Find Something Beautiful

Since it is now the beginning of Summer, Sweet Summer by John William Waterhouse seems a fitting painting to contemplate.  Reclining in the grass, a beautiful woman relaxes next to a cool fountain on what is a presumably hot summer day. Her fan lies unused next to her while her hand lightly holds a rose….
Read more

The Unrequited Love of Dante and Beatrice

In reality, Dante loved Beatrice from a distance and they had little to no contact with one another. The  real Beatrice Portinari probably never had any idea of the depth of his passion for her.  Yet she was to become one of literature’s most famous figures. Dante Alighieri first saw and fell in love with Beatrice…
Read more

The Unrequited Love of Mariana

Above is Sir John Everett Millais’ painting Mariana, which I’ve blogged about before in this post. Her dress is bluer than blue, the stained glass is exquisite, but let us have a moment of silence for the little mouse who died for Millais to include him in the work. “But where was the mouse to…
Read more

Waterhouse Signatures

Above is a version of John William Waterhouse’s The Flower Picker.   In J.W. Waterhouse (2002, Phaidon Press), author Peter Trippi tells us that Waterhouse painted at least four versions of this work. “Waterhouse employed looser handling to make at least four depictions of a girl leaning over a fence to pick flowers.  There is no evidence…
Read more

Lamia Revisited

Left to herself, the serpent now began To change; her elfin blood in madness ran, Her mouth foam’d, and the grass, therewith besprent, Wither’d at dew so sweet and virulent;  — Excerpt from Lamia, John Keats   I’ve shared John William Waterhouse’s first depiction of Lamia (1905) on this site at least twice, but I’ve…
Read more

Hylas and the Nymphs

Hylas and the Nymphs by John William Waterhouse depicts a scene from Jason and the Argonauts.  Hylas was the son of King Theiodamas, who was killed in battle by Herakles.  Herakles then raised Hylas as his own. Known for both his striking beauty and his military prowess, Hylas was later taken to Argo by Herakles and became…
Read more

Monstrous Women

I was browsing a bookstore and found an aisle offering boxed sets of movies packaged with the books they were based on. A little girl picked up Frankenstein and handed it to her mother, who rolled her eyes. “You don’t want that.
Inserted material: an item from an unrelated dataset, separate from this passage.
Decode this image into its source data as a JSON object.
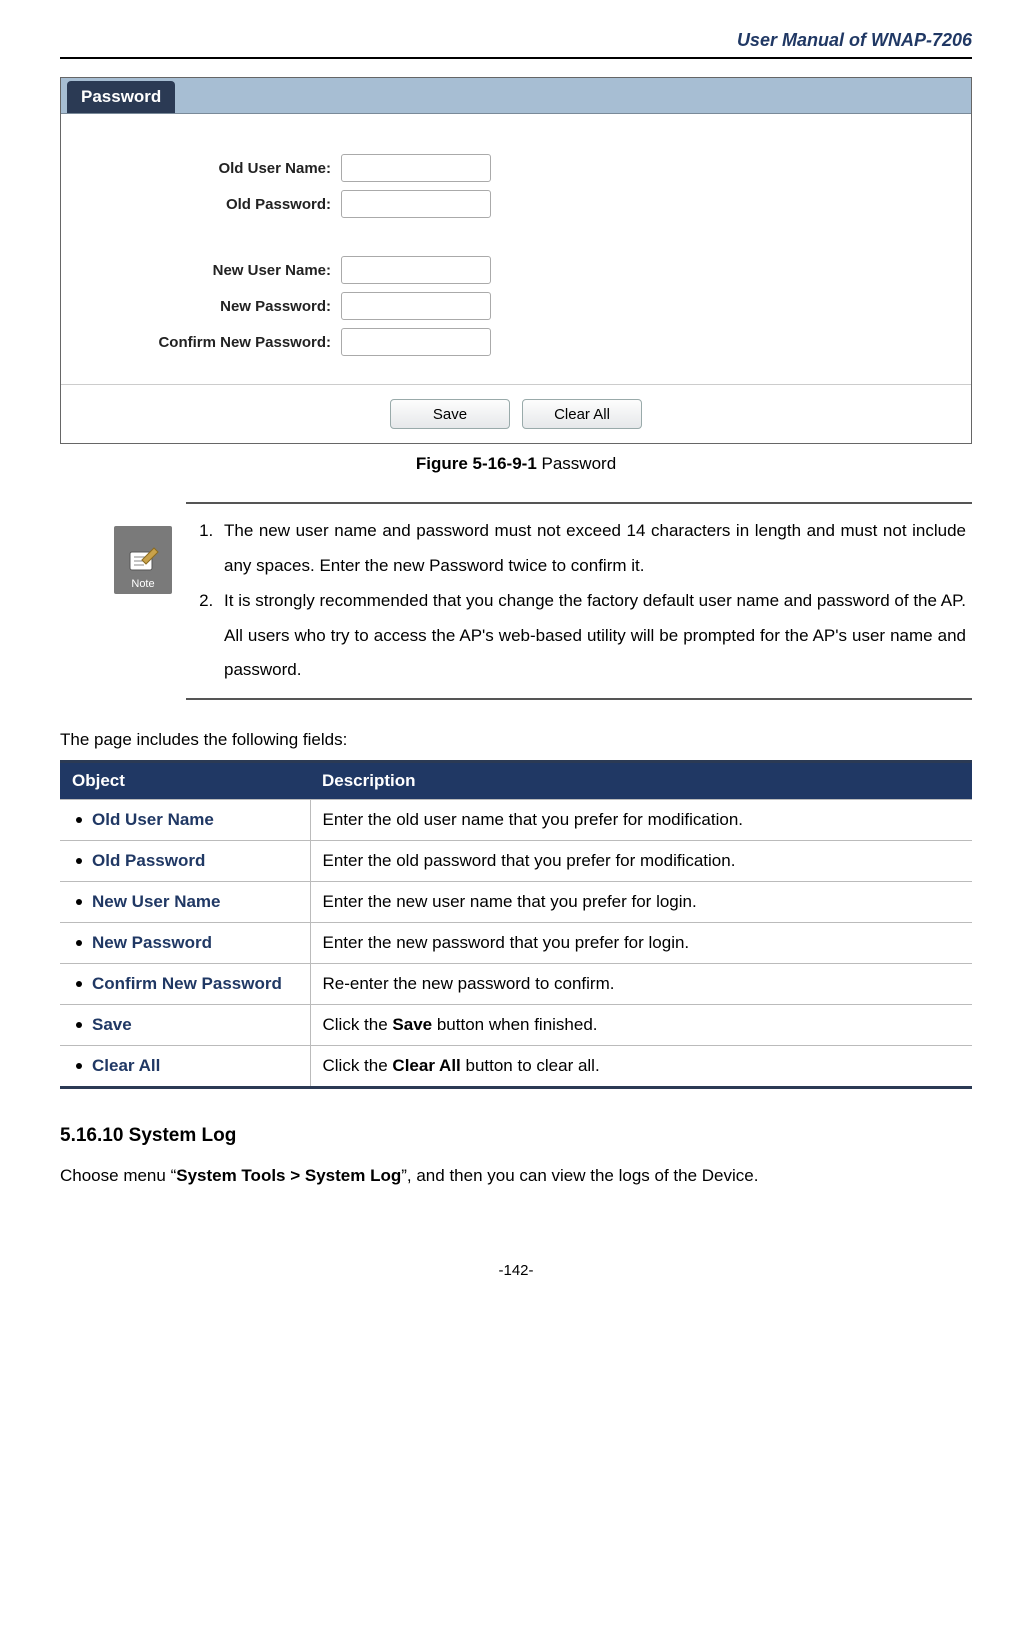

That’s for boys.” I assume the mother had never heard of Mary Shelley….
Read more

Pyramus and Thisbe

The tale of Thisbe comes from book four of Ovid’s Metamorphoses. In ancient Babylon, the families of Pyramus and Thisbe live in separate houses that share a roof. Over time, the two youths fall in love but are forbidden by their parents to see each other. Undaunted, the lovers use a crack in the wall…
Read more

Related Posts Plugin for WordPress, Blogger...